*EXERCISE REQUIREMENTS*
Please return every line of the records below that holds the word "JSON".

*INPUT RECORDS*

* * *

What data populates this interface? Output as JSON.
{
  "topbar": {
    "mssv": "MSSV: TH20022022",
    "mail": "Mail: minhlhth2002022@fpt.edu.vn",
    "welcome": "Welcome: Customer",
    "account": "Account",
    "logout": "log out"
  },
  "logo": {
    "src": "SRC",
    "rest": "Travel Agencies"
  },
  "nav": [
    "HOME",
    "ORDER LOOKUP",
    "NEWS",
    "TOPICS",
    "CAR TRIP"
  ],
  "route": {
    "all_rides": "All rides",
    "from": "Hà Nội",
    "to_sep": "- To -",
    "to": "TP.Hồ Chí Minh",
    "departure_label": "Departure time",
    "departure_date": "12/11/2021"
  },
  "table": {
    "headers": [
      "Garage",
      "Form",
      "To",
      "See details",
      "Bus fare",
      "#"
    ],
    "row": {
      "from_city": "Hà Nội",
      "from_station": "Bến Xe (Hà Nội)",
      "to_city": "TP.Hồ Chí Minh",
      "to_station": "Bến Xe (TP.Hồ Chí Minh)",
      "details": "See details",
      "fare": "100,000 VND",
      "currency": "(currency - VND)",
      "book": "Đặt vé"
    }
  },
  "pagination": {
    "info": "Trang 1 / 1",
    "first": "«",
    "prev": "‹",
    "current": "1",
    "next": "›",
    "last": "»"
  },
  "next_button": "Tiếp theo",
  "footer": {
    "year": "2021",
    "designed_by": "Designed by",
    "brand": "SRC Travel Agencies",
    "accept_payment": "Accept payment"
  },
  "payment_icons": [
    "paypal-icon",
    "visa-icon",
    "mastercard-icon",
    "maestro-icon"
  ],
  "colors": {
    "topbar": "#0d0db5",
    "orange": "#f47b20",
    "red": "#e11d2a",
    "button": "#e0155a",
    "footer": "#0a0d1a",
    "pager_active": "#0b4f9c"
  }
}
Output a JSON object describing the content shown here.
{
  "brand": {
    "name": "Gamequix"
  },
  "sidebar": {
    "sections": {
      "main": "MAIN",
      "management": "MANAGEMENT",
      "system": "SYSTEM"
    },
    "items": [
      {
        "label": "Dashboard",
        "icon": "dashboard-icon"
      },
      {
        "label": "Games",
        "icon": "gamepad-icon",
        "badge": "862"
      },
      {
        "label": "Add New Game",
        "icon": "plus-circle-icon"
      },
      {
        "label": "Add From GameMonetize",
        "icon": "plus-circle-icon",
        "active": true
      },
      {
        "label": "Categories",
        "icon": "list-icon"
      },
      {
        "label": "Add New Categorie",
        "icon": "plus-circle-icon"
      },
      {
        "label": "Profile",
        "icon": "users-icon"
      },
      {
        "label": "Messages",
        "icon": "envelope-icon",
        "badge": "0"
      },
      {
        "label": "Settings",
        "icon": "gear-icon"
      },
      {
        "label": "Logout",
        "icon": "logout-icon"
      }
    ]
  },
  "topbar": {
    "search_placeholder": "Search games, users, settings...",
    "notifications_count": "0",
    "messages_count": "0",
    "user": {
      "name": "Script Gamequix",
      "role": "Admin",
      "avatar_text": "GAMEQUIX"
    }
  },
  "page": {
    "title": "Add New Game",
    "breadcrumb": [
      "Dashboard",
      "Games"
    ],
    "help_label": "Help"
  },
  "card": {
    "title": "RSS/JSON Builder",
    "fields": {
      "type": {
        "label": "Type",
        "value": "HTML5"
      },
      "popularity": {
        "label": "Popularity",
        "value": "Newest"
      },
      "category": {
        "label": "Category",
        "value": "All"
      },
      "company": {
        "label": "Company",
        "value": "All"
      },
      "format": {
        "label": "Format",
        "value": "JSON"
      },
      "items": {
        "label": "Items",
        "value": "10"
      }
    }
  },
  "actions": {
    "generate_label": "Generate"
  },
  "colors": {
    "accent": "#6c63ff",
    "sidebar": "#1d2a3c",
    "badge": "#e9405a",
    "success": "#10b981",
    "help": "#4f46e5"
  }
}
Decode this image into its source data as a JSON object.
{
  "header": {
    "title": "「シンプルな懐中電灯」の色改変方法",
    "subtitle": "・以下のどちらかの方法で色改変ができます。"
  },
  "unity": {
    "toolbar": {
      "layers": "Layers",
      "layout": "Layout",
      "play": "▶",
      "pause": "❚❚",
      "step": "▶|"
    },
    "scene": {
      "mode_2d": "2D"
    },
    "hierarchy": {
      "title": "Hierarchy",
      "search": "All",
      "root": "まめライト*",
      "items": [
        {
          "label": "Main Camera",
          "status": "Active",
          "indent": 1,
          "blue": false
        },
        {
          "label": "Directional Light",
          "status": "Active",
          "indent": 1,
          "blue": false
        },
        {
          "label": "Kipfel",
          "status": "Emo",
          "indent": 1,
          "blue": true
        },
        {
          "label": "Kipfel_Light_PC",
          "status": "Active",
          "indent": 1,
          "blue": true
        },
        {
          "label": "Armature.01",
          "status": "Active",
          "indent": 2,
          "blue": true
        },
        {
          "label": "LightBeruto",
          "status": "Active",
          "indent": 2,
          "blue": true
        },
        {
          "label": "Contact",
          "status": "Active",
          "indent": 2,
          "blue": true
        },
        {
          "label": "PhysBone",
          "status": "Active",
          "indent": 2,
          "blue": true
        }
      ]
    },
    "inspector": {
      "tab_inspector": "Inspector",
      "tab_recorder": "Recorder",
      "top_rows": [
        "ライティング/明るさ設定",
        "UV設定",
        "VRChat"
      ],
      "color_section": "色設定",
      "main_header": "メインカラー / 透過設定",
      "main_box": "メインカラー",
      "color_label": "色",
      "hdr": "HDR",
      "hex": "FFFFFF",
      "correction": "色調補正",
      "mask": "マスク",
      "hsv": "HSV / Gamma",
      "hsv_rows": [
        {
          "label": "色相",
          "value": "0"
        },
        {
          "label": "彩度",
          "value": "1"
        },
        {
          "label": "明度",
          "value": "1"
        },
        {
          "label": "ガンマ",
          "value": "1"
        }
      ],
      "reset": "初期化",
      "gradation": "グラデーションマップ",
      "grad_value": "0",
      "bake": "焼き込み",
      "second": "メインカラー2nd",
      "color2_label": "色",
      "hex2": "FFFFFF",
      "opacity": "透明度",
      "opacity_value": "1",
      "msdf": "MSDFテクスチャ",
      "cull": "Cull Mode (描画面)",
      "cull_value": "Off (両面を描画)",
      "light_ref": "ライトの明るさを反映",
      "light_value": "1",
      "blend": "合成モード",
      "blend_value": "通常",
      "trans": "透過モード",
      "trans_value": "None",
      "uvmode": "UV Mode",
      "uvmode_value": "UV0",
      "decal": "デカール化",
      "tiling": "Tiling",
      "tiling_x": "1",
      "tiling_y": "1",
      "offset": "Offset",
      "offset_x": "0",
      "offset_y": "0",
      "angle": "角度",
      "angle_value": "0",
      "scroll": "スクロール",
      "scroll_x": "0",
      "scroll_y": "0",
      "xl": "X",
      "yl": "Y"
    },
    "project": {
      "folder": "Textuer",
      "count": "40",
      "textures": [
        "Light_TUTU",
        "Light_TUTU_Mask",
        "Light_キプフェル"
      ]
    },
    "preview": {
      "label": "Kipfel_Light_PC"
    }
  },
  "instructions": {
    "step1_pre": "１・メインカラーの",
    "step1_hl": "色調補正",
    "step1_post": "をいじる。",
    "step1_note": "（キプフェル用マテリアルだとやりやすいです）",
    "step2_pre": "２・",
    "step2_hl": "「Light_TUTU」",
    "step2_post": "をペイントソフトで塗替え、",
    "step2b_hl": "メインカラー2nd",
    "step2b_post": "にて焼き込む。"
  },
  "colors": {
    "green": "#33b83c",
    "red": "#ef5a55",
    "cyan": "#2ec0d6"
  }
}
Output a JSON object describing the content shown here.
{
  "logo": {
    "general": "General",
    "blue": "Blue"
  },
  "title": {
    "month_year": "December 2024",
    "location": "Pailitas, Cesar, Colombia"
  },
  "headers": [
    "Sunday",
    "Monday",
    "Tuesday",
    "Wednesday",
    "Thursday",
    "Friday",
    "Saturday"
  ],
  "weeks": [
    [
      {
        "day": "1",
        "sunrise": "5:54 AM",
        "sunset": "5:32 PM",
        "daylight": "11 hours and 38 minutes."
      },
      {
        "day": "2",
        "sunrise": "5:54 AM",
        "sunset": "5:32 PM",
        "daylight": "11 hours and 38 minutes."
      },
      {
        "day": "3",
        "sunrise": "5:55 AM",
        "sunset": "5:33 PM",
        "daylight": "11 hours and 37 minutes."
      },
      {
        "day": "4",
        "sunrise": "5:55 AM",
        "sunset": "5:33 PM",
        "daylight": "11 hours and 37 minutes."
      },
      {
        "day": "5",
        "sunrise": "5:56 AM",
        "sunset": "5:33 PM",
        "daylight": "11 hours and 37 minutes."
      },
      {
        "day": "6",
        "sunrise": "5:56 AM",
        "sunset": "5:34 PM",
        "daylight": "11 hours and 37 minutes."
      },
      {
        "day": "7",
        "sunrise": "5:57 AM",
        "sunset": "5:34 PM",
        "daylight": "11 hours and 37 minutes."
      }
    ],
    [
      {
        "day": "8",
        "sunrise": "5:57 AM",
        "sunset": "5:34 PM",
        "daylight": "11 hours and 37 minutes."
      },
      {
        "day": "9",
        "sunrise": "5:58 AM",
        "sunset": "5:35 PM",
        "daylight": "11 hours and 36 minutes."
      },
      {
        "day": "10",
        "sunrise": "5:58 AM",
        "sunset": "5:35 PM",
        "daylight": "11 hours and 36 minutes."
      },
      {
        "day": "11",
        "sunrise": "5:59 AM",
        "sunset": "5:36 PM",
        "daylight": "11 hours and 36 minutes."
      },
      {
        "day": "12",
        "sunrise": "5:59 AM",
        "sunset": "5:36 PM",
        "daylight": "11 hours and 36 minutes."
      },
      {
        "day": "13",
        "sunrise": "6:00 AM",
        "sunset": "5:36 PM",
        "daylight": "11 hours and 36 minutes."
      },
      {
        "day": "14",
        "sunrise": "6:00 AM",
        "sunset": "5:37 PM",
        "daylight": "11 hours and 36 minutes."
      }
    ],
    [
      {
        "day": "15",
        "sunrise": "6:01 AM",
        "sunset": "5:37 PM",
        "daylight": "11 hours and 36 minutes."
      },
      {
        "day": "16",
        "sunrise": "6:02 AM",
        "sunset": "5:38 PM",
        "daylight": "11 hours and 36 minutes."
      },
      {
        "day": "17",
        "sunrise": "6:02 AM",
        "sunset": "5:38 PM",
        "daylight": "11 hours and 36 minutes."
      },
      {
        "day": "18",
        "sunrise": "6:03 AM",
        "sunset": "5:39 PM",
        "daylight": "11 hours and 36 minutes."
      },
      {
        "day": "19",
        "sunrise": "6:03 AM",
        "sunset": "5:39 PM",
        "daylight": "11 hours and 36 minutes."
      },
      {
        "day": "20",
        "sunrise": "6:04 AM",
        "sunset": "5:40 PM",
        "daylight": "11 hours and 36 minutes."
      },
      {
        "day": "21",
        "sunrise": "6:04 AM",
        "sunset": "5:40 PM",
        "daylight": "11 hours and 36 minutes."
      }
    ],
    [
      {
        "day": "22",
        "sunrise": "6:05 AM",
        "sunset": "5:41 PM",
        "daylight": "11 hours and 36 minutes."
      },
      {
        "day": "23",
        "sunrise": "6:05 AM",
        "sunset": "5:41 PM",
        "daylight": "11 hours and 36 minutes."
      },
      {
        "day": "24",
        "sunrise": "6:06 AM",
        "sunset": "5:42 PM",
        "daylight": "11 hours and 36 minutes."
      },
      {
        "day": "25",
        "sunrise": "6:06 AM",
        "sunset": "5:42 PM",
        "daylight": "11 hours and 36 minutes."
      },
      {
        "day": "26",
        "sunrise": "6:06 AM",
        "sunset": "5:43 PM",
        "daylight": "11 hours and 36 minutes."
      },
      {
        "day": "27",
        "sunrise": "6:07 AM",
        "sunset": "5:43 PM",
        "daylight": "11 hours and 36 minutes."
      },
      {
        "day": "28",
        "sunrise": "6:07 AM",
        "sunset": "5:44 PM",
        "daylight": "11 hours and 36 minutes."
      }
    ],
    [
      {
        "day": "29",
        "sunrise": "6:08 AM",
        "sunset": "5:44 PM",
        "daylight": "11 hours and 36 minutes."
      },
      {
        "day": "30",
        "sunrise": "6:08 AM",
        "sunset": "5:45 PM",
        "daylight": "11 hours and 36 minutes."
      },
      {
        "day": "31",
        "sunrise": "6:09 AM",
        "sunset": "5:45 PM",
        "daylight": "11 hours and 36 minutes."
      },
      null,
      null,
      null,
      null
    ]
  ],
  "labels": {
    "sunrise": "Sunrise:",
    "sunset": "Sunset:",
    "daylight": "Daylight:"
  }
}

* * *

*ANSWER TO THE EXERCISE*
What data populates this interface? Output as JSON.
Output a JSON object describing the content shown here.
    "title": "RSS/JSON Builder",
        "value": "JSON"
Decode this image into its source data as a JSON object.
Output a JSON object describing the content shown here.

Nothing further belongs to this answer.